The Dedication and Opening of the Bishop Selwyn Chapel in August 2016 was an important date because it also signified the official completion of Holy Trinity Cathedral. Gone is the corrugated iron that clad the Newmarket-end of the building. Instead, the amazing Fearon Hay-designed, glass-walled Chapel stands looking out to Neil Dawson’s garden cross and to the city beyond.
Extending from the Cathedral's ambulatories, and located behind the High Altar, The Bishop Selwyn Chapel is a multi-purpose venue seating up to 120 people designed to accommodate a wide variety of community events and enable greater community access to the Cathedral's auditorium.
The sweeping ceiling covered in gold leaf floats above the glass walls.

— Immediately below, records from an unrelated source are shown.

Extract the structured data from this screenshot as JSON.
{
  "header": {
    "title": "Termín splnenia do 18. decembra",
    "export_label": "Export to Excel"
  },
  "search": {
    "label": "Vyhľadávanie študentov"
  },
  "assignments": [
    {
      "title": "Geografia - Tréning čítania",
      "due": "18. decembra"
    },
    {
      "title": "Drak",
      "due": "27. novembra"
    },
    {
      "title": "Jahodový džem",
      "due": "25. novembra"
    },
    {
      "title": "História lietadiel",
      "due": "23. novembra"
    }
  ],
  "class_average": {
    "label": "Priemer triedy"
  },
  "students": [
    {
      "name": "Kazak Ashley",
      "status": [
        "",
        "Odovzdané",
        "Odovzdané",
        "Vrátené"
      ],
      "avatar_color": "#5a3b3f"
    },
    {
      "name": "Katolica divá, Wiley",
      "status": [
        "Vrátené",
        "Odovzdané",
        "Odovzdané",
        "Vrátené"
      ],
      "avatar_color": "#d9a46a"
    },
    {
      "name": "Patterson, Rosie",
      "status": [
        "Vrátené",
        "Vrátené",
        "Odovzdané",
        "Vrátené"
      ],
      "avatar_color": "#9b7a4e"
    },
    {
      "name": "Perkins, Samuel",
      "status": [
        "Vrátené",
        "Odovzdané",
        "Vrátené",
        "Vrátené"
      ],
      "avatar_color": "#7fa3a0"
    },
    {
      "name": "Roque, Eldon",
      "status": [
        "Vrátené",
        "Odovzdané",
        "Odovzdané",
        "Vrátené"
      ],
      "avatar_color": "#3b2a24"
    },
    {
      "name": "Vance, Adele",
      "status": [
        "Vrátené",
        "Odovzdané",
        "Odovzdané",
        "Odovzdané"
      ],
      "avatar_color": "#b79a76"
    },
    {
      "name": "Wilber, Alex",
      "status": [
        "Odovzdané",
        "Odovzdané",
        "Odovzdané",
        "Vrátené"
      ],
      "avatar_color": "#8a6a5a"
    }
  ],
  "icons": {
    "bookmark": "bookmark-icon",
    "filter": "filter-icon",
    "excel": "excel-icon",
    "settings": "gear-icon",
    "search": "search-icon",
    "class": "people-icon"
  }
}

The walls behind the alter not only fully retract, but also disappear giving the ultimate feeling of reaching out to the community beyond. At night the Chapel has a soft golden glow, uninterrupted by the lighting recessed into the ceiling.
Fearon Hay Architects’ design sought to “complete the journey (or procession) from north to south on the site; from the front of the cathedral through to the columbarium and the maunga,” explains architect Jeff Fearon in an interview with Justine Harvey for Architecture NZ. “We wanted to create a sense of movement and looseness and for the chapel to have a strong presence – a sense of visual permeability.”
The final part of Selwyn's Vision is the consecration of Holy Trinity Cathedral. With the work completed on the Bishop Selwyn Chapel, Holy Trinity Cathedral moves closer to this celebration which is expected to take place in 2017, the year that marks the 60th anniversary of the laying of the Cathedral's foundation stone.